USING THE LINEAR DAMAGE SUMMATION HYPOTHESIS IN THE FATIGUE TESTS ANALYSIS OF TITANIUM ALLOY PIECES

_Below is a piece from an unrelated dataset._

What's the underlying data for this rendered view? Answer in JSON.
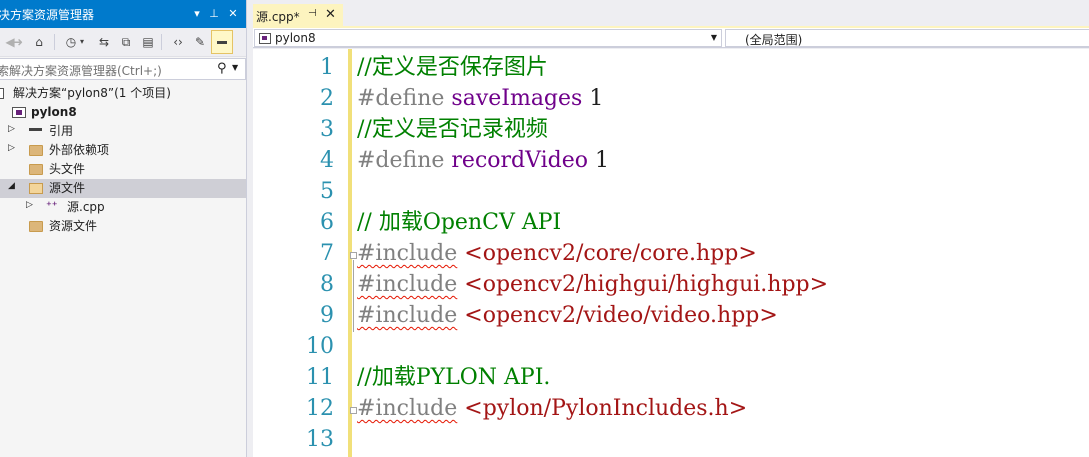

This paper presents the results of fatigue tests of titanium alloy, and also describes the use of the hypothesis of linear damage summation when processing the results of fatigue tests. On the basis of the experiments, the endurance limit of the titanium alloy was determined, which lies in the range from 460 to 480 MPa with the number of cycles from 105 to 108. The purpose of the experiment was to determine the endurance limit of high strength material, as well as a mathematical measurement of the expected destruction. In this study, empirical methods were used such as indirect observation of the object under study, description and measurement of technical influences exerted on it by an artificial means, as well as linear regression analysis to establish the relationship between stress and durability. As a result of the experiment, fatigue curves were obtained for various probabilities, which give grounds to conclude that the use of the linear damage summation hypothesis in processing the results of fatigue tests entails a satisfactory practical accuracy of the calculation of endurance limit. This experiment is aimed at improving metal production by studying the quality of titanium alloy test pieces and performing mathematical analysis of possible problems arising in the process of its operational testing.